3 tips to make most of college investment

When it comes to maxing out your earning potential, endless studies have shown a direct correlation between the level of education and the average salary.

Furthermore, despite the on-going student debt crisis and an outbreak of controversies on campuses, many employers still put a lot of stock in college degrees and require them from their applicants. For these reasons and others, college is often viewed as a financial investment that students make in their futures.

With the cost of high education continually trending upward, here are a few quick tips for making the most of your college investment:

Consider community college first

One of the somewhat ironic aspects of the university is that, while it’s mostly intended to prepare you for your career, you must first take a series of general education courses that might have little to do with your major. That’s not necessarily a bad thing overall, except that it often means you’ll be spending thousands of dollars in tuition before you even get into more career-specific courses. That’s why it may make more financial sense to start off at a community college for your general education classes before transferring those credits to a university.
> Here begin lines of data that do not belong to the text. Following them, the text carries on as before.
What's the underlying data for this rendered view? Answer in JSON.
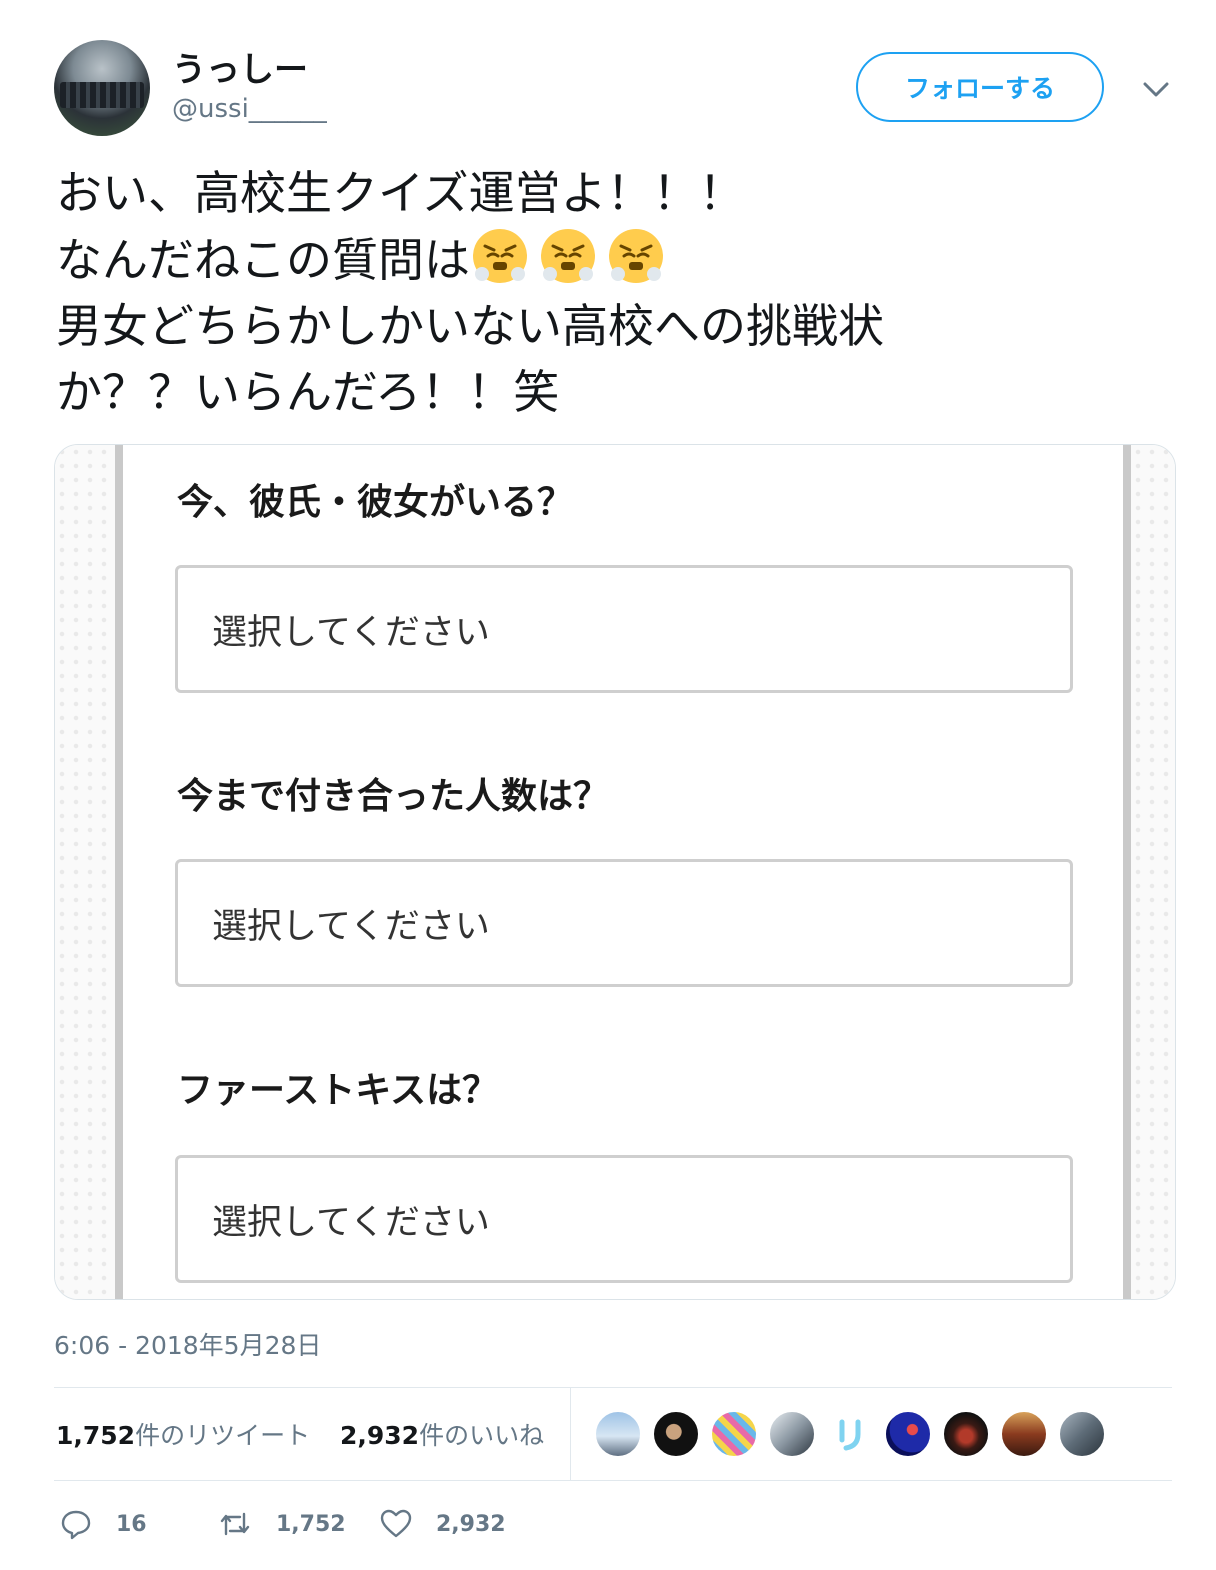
{
  "user": {
    "display_name": "うっしー",
    "screen_name": "@ussi______",
    "avatar_icon": "team-photo-avatar"
  },
  "follow_button": {
    "label": "フォローする",
    "color": "#1da1f2"
  },
  "menu_icon": "chevron-down-icon",
  "tweet": {
    "lines": [
      "おい、高校生クイズ運営よ！！！",
      "なんだねこの質問は",
      "男女どちらかしかいない高校への挑戦状",
      "か？？いらんだろ！！笑"
    ],
    "emoji": [
      "face-with-steam-icon",
      "face-with-steam-icon",
      "face-with-steam-icon"
    ]
  },
  "media": {
    "questions": [
      {
        "label": "今、彼氏・彼女がいる？",
        "select_value": "選択してください"
      },
      {
        "label": "今まで付き合った人数は？",
        "select_value": "選択してください"
      },
      {
        "label": "ファーストキスは？",
        "select_value": "選択してください"
      }
    ]
  },
  "timestamp": "6:06 - 2018年5月28日",
  "stats": {
    "retweets_count": "1,752",
    "retweets_label": "件のリツイート",
    "likes_count": "2,932",
    "likes_label": "件のいいね",
    "liker_avatars": 9
  },
  "actions": {
    "reply_count": "16",
    "retweet_count": "1,752",
    "like_count": "2,932"
  },
  "colors": {
    "accent": "#1da1f2",
    "secondary_text": "#657786",
    "border": "#e1e8ed"
  }
}
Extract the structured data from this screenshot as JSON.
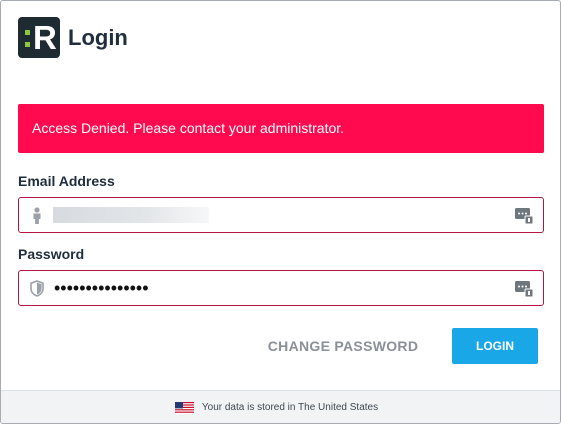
{
  "header": {
    "logo_glyph": "R",
    "title": "Login"
  },
  "alert": {
    "message": "Access Denied. Please contact your administrator."
  },
  "form": {
    "email_label": "Email Address",
    "email_icon": "person-icon",
    "password_label": "Password",
    "password_icon": "shield-icon",
    "password_value": "•••••••••••••••",
    "autofill_icon": "password-manager-key-icon"
  },
  "actions": {
    "change_password_label": "CHANGE PASSWORD",
    "login_label": "LOGIN"
  },
  "footer": {
    "flag_icon": "us-flag-icon",
    "text": "Your data is stored in The United States"
  },
  "colors": {
    "alert_bg": "#ff0a4f",
    "field_error_border": "#b5153e",
    "login_button": "#1aa7e8",
    "logo_bg": "#1f2b33",
    "logo_accent": "#8dc63f"
  }
}
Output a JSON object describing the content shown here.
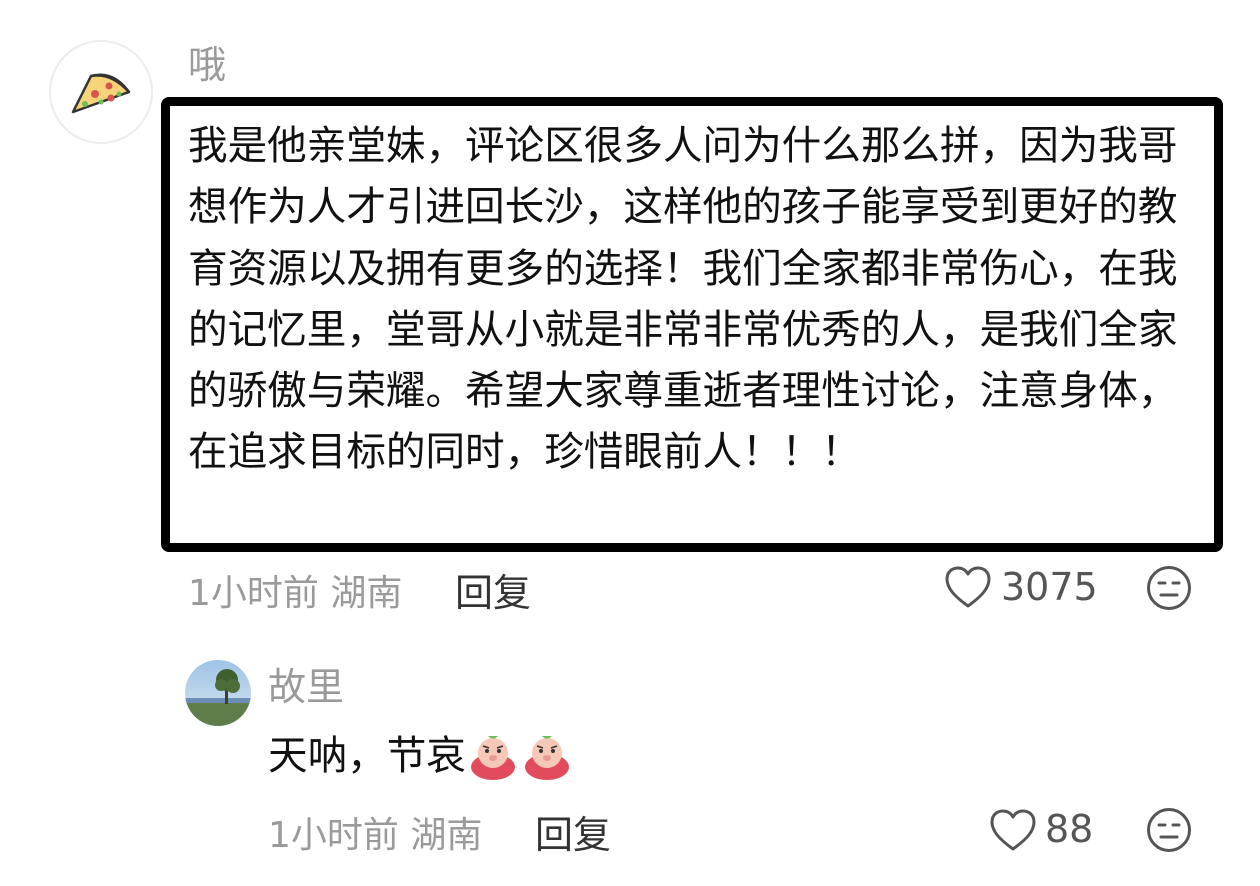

That said, before embarking on this plan, just be sure to do your research and ensure that community college credits will be accepted by the university you ultimately plan on attending. This can be especially problematic if the four-year school you want to go to is in a state other than the one you’re currently in. In you have any questions, you can always speak to advisors at both the community college and university you’re pursuing.

Take on a larger course load

Although community colleges may be a cheaper place to start, one advantage universities have is that they tend to charge by semester instead of by credit. This could give you the opportunity to save money by taking more credits in a semester. Of course, you’ll want to be sure not to overload yourself but don’t let yourself be lazy either. Again, you’ll also need to check with an advisor at your school to first see what the maximum number of credits allowable per semester is and then determine how to best fit those classes into your schedule.

Make connections and network

As much as you might like to think that simply having a degree will lead you to a great job after graduation, that’s rarely the case. More often than not it’ll be entirely up to you to find companies in your field that are hiring and show them why you’re a worthy candidate. However, beyond the academic aspects of college, it turns out that the social connections you make in school could also serve you well down the road.

There are several different ways to grow your network while in college, ranging from the on-campus career center to pursuing internships to simply making friends with recent or soon-to-be graduates in your area of study. It’s also possible that, if you impress your professors, they might be able to put in a good word for you with people they might know in your field. Like with most things in life, the key is to not only keep an eye out for an opportunity but to also be prepared for when the right moment might strike.

While the cost of a college education doesn’t seem like it will be declining anytime soon, there are a few ways that students can make the most of their school years and truly get their money’s worth. By looking into more affordable community college options for general education, taking on a fuller course load per semester, and making connections that will assist you in your eventual job search, you can help ensure that your investment in education pays off.

DISCLAIMER: This article expresses my own ideas and opinions. Any information I have shared are from sources that I believe to be reliable and accurate. I did not receive any financial compensation in writing this post, nor do I own any shares in any company I’ve mentioned. I encourage any reader to do their own diligent research first before making any investment decisions.

Kyle Burbank is a writer for several personal finance sites including Dyer News where he has a weekly column. He is also the author of "The E-Ticket Life", which is about his passion for the Disney Parks. It is available on Amazon.